> _Problem requirements_
For the entries that follow, tally the lines holding the string "true". Give the total and nothing else.
**********
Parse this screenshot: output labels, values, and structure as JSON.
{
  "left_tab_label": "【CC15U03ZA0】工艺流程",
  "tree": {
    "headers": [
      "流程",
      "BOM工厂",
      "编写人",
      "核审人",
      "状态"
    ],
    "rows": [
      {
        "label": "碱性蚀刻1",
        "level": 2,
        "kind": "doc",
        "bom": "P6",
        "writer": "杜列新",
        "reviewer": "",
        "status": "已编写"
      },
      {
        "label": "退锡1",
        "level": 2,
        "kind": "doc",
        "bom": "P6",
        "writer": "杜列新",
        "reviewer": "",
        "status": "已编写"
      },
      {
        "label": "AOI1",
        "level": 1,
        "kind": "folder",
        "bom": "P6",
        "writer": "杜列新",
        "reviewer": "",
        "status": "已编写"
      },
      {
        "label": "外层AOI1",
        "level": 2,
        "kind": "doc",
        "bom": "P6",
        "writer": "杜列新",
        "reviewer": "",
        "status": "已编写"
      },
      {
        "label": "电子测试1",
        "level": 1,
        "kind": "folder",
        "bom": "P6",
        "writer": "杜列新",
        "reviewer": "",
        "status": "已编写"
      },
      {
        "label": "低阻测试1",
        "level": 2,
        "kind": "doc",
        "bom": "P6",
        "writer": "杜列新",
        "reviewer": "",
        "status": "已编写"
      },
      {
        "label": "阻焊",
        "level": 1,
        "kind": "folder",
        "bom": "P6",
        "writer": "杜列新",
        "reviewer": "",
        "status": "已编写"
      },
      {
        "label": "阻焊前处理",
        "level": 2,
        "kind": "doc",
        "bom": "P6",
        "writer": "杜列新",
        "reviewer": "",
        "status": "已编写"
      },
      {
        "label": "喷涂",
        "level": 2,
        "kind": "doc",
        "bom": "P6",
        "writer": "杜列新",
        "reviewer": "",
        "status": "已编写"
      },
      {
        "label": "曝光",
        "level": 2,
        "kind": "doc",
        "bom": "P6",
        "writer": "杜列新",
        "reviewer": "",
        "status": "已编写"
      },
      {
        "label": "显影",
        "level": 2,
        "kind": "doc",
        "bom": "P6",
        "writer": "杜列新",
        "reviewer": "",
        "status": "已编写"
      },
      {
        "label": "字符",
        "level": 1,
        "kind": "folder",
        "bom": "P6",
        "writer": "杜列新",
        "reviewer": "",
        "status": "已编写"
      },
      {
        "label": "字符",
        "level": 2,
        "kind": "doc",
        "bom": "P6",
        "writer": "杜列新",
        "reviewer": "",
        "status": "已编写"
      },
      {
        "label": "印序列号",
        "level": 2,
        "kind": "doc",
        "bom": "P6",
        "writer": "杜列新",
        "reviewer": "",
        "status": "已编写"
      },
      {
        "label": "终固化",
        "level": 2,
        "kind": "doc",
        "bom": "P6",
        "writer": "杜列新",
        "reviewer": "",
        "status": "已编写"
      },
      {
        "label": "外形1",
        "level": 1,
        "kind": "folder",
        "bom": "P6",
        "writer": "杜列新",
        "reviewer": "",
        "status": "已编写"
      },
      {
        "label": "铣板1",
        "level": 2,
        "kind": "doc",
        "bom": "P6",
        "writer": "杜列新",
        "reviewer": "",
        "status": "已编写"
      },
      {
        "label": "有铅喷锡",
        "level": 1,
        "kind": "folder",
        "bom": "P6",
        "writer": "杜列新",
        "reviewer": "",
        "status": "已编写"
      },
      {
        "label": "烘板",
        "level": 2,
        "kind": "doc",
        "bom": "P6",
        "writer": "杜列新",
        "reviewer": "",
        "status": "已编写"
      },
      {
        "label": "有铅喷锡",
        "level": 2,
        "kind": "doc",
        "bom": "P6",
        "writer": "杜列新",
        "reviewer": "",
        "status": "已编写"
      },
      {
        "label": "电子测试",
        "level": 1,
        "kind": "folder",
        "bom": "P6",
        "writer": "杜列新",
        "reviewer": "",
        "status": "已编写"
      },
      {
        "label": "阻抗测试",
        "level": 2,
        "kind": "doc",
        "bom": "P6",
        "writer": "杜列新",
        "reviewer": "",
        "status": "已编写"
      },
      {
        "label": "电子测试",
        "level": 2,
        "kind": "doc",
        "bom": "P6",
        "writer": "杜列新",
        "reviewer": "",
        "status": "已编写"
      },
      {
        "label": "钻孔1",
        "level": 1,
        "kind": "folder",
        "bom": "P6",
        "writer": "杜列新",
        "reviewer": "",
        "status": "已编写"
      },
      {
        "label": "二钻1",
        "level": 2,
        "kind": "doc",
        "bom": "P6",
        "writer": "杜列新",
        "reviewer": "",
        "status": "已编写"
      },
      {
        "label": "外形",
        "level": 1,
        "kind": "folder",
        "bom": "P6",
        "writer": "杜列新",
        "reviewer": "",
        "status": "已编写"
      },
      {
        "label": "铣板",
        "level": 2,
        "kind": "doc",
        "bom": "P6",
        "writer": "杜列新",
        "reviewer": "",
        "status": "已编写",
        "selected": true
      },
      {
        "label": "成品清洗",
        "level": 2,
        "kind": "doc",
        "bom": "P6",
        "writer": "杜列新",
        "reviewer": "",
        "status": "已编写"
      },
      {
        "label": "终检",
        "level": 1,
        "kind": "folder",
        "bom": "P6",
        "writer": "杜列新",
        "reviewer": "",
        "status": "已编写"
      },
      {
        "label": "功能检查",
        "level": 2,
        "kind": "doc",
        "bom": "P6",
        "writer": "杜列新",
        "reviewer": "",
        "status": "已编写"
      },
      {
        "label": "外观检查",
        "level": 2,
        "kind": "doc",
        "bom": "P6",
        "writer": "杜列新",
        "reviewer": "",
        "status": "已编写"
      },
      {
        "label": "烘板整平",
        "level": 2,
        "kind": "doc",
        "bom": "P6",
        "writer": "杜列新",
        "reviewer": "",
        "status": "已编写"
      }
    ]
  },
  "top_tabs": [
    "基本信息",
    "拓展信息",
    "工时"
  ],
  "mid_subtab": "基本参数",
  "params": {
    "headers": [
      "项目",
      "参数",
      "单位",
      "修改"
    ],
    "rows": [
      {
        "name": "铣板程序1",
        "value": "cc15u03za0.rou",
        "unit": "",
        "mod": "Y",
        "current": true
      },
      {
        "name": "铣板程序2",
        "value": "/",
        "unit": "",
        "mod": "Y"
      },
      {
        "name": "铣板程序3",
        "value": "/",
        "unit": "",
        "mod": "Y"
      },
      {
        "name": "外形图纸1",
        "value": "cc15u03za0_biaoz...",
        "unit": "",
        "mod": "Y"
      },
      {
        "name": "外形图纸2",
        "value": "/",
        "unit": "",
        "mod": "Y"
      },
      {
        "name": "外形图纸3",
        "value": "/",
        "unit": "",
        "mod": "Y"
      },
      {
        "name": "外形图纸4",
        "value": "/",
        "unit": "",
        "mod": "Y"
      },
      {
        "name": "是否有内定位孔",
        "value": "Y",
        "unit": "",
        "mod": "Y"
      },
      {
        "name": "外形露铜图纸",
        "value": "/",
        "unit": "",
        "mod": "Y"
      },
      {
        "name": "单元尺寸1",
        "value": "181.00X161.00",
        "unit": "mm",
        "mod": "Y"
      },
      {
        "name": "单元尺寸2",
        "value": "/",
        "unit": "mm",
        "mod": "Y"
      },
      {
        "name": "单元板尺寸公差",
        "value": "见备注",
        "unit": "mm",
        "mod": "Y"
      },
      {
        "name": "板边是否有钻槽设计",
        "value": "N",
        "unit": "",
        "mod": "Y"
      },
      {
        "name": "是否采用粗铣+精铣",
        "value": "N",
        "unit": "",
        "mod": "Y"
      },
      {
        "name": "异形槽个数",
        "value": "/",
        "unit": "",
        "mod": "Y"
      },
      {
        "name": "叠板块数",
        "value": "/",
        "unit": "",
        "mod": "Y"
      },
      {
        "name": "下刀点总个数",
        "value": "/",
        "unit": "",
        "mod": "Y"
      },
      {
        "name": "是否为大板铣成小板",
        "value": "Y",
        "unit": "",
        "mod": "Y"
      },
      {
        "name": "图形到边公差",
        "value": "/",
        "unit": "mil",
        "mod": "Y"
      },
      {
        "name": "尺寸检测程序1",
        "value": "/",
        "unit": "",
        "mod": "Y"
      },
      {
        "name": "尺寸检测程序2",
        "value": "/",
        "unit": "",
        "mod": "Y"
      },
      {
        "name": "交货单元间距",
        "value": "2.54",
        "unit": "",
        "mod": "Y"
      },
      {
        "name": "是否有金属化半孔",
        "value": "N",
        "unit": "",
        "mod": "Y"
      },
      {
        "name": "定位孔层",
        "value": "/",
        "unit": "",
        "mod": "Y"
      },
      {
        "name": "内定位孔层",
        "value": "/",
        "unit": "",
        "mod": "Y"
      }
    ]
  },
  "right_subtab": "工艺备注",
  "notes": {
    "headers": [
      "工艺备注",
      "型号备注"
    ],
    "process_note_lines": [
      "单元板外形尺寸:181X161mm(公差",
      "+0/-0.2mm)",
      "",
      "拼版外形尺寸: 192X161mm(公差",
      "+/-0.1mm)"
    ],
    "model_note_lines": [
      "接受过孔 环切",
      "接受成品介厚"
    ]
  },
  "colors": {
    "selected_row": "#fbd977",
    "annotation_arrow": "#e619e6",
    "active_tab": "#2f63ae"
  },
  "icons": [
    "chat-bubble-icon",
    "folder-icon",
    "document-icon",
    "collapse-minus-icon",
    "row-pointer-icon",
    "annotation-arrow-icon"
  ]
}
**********
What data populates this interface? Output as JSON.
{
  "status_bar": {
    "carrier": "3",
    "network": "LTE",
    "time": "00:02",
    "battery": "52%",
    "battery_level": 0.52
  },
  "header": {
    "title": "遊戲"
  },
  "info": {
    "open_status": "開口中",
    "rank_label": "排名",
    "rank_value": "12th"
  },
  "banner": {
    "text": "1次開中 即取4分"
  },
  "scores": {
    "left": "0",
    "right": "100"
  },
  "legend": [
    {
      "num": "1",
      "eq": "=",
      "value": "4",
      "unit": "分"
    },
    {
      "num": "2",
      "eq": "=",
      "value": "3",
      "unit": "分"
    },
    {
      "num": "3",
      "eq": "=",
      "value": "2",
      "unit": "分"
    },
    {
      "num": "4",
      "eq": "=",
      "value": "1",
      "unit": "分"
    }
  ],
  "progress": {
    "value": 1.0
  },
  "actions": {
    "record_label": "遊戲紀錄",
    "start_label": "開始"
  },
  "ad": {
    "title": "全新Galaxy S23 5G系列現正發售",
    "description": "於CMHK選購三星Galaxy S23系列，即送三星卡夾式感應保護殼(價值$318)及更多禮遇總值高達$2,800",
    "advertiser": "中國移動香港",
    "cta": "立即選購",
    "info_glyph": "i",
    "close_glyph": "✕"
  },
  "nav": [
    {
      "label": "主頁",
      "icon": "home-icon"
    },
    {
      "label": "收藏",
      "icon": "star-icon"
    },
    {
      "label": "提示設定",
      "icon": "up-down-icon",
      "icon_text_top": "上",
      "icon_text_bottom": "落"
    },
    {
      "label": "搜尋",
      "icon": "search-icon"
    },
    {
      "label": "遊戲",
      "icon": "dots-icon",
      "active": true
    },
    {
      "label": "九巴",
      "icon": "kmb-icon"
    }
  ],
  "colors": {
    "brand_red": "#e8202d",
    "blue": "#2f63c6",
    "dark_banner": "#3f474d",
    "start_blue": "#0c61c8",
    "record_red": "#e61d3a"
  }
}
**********
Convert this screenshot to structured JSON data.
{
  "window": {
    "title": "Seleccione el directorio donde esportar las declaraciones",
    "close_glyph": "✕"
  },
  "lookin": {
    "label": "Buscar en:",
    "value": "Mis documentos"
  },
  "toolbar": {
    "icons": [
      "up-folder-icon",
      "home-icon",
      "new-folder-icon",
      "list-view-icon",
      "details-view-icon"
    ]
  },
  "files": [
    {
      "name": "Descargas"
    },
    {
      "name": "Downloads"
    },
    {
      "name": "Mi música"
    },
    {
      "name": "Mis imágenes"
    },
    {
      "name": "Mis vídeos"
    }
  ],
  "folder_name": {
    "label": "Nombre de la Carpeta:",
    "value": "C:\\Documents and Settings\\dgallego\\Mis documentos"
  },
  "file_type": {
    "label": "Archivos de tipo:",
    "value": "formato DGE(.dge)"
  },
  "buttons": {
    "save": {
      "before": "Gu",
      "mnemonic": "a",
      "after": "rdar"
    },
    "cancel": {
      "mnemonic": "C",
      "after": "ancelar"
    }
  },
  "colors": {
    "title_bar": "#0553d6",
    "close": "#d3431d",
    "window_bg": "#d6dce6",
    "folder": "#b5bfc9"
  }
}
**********
> _Reply to the exercise_
3